───── Excerpted records
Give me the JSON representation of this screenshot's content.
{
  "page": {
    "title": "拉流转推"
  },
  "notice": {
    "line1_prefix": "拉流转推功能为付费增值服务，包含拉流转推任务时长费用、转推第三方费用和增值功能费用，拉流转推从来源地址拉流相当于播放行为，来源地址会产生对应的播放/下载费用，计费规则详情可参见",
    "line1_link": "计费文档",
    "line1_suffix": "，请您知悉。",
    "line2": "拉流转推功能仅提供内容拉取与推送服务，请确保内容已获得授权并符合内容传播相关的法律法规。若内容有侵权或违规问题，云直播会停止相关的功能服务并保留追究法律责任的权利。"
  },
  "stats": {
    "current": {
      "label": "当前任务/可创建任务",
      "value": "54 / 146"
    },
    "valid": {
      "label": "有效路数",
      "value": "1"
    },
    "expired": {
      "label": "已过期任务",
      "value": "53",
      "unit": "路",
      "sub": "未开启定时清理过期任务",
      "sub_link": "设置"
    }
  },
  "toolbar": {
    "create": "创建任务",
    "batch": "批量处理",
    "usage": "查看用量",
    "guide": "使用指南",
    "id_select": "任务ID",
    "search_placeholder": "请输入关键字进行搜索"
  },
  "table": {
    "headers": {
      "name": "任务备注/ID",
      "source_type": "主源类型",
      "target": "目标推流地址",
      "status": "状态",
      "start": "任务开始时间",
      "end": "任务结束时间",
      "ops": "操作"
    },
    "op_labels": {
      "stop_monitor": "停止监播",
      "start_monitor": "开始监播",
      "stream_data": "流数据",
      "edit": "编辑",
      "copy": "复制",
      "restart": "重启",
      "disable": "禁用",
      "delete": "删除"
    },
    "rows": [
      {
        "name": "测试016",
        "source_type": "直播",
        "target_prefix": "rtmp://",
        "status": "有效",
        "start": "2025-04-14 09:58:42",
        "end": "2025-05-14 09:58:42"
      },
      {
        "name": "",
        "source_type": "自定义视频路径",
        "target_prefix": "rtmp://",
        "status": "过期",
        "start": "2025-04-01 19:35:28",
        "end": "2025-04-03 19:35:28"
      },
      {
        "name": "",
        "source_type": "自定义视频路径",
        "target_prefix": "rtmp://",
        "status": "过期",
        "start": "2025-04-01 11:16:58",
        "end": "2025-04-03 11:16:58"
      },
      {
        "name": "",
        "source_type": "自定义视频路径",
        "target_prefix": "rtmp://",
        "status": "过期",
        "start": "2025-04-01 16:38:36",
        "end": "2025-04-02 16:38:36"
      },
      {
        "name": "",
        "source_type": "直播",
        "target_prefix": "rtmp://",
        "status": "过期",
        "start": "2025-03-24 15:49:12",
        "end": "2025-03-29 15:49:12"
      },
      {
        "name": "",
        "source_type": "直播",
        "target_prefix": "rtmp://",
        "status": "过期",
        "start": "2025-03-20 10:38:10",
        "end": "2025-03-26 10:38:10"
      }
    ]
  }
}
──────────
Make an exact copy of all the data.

Give me the JSON representation of this screenshot's content.
{
  "page": {
    "title": "拉流转推"
  },
  "notice": {
    "line1_prefix": "拉流转推功能为付费增值服务，包含拉流转推任务时长费用、转推第三方费用和增值功能费用，拉流转推从来源地址拉流相当于播放行为，来源地址会产生对应的播放/下载费用，计费规则详情可参见",
    "line1_link": "计费文档",
    "line1_suffix": "，请您知悉。",
    "line2": "拉流转推功能仅提供内容拉取与推送服务，请确保内容已获得授权并符合内容传播相关的法律法规。若内容有侵权或违规问题，云直播会停止相关的功能服务并保留追究法律责任的权利。"
  },
  "stats": {
    "current": {
      "label": "当前任务/可创建任务",
      "value": "54 / 146"
    },
    "valid": {
      "label": "有效路数",
      "value": "1"
    },
    "expired": {
      "label": "已过期任务",
      "value": "53",
      "unit": "路",
      "sub": "未开启定时清理过期任务",
      "sub_link": "设置"
    }
  },
  "toolbar": {
    "create": "创建任务",
    "batch": "批量处理",
    "usage": "查看用量",
    "guide": "使用指南",
    "id_select": "任务ID",
    "search_placeholder": "请输入关键字进行搜索"
  },
  "table": {
    "headers": {
      "name": "任务备注/ID",
      "source_type": "主源类型",
      "target": "目标推流地址",
      "status": "状态",
      "start": "任务开始时间",
      "end": "任务结束时间",
      "ops": "操作"
    },
    "op_labels": {
      "stop_monitor": "停止监播",
      "start_monitor": "开始监播",
      "stream_data": "流数据",
      "edit": "编辑",
      "copy": "复制",
      "restart": "重启",
      "disable": "禁用",
      "delete": "删除"
    },
    "rows": [
      {
        "name": "测试016",
        "source_type": "直播",
        "target_prefix": "rtmp://",
        "status": "有效",
        "start": "2025-04-14 09:58:42",
        "end": "2025-05-14 09:58:42"
      },
      {
        "name": "",
        "source_type": "自定义视频路径",
        "target_prefix": "rtmp://",
        "status": "过期",
        "start": "2025-04-01 19:35:28",
        "end": "2025-04-03 19:35:28"
      },
      {
        "name": "",
        "source_type": "自定义视频路径",
        "target_prefix": "rtmp://",
        "status": "过期",
        "start": "2025-04-01 11:16:58",
        "end": "2025-04-03 11:16:58"
      },
      {
        "name": "",
        "source_type": "自定义视频路径",
        "target_prefix": "rtmp://",
        "status": "过期",
        "start": "2025-04-01 16:38:36",
        "end": "2025-04-02 16:38:36"
      },
      {
        "name": "",
        "source_type": "直播",
        "target_prefix": "rtmp://",
        "status": "过期",
        "start": "2025-03-24 15:49:12",
        "end": "2025-03-29 15:49:12"
      },
      {
        "name": "",
        "source_type": "直播",
        "target_prefix": "rtmp://",
        "status": "过期",
        "start": "2025-03-20 10:38:10",
        "end": "2025-03-26 10:38:10"
      }
    ]
  }
}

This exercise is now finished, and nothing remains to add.